▶ [EXERCISE]: The entries below should be set down again exactly, with every picture left out.

▶ [TASK DATA]:
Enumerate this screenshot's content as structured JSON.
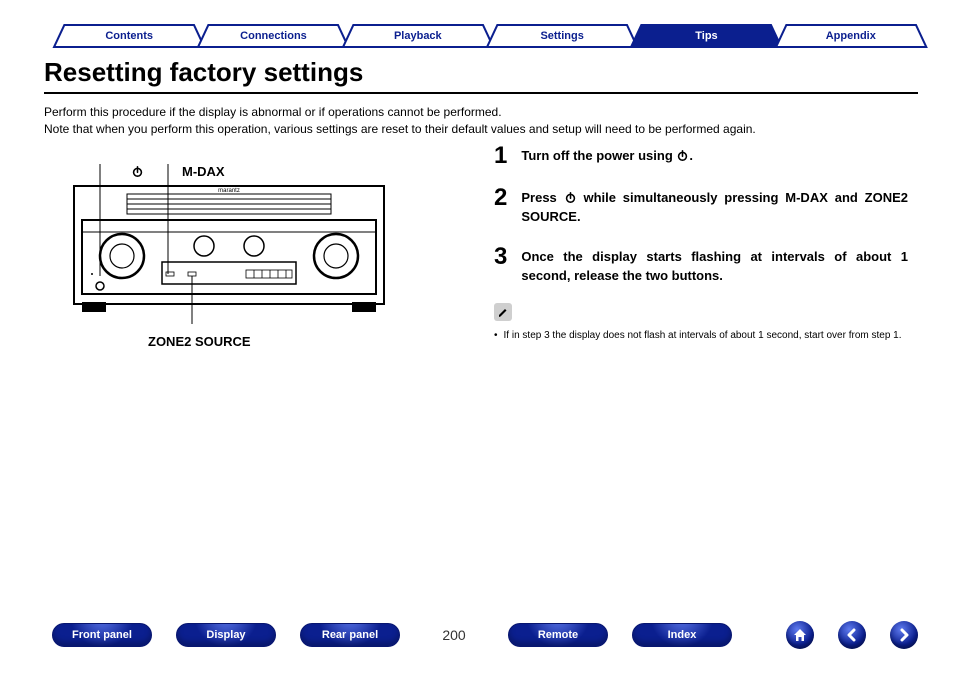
{
  "tabs": {
    "contents": "Contents",
    "connections": "Connections",
    "playback": "Playback",
    "settings": "Settings",
    "tips": "Tips",
    "appendix": "Appendix"
  },
  "title": "Resetting factory settings",
  "intro_line1": "Perform this procedure if the display is abnormal or if operations cannot be performed.",
  "intro_line2": "Note that when you perform this operation, various settings are reset to their default values and setup will need to be performed again.",
  "diagram": {
    "brand": "marantz",
    "label_mdax": "M-DAX",
    "label_zone2": "ZONE2 SOURCE"
  },
  "steps": [
    {
      "n": "1",
      "text_a": "Turn off the power using ",
      "icon": "power",
      "text_b": "."
    },
    {
      "n": "2",
      "text_a": "Press ",
      "icon": "power",
      "text_b": " while simultaneously pressing M-DAX and ZONE2 SOURCE."
    },
    {
      "n": "3",
      "text_a": "Once the display starts flashing at intervals of about 1 second, release the two buttons.",
      "icon": null,
      "text_b": ""
    }
  ],
  "note": "If in step 3 the display does not flash at intervals of about 1 second, start over from step 1.",
  "footer": {
    "front": "Front panel",
    "display": "Display",
    "rear": "Rear panel",
    "page": "200",
    "remote": "Remote",
    "index": "Index"
  }
}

▶ [REPLY]:
Enumerate this screenshot's content as structured JSON.
{
  "tabs": {
    "contents": "Contents",
    "connections": "Connections",
    "playback": "Playback",
    "settings": "Settings",
    "tips": "Tips",
    "appendix": "Appendix"
  },
  "title": "Resetting factory settings",
  "intro_line1": "Perform this procedure if the display is abnormal or if operations cannot be performed.",
  "intro_line2": "Note that when you perform this operation, various settings are reset to their default values and setup will need to be performed again.",
  "diagram": {
    "brand": "marantz",
    "label_mdax": "M-DAX",
    "label_zone2": "ZONE2 SOURCE"
  },
  "steps": [
    {
      "n": "1",
      "text_a": "Turn off the power using ",
      "icon": "power",
      "text_b": "."
    },
    {
      "n": "2",
      "text_a": "Press ",
      "icon": "power",
      "text_b": " while simultaneously pressing M-DAX and ZONE2 SOURCE."
    },
    {
      "n": "3",
      "text_a": "Once the display starts flashing at intervals of about 1 second, release the two buttons.",
      "icon": null,
      "text_b": ""
    }
  ],
  "note": "If in step 3 the display does not flash at intervals of about 1 second, start over from step 1.",
  "footer": {
    "front": "Front panel",
    "display": "Display",
    "rear": "Rear panel",
    "page": "200",
    "remote": "Remote",
    "index": "Index"
  }
}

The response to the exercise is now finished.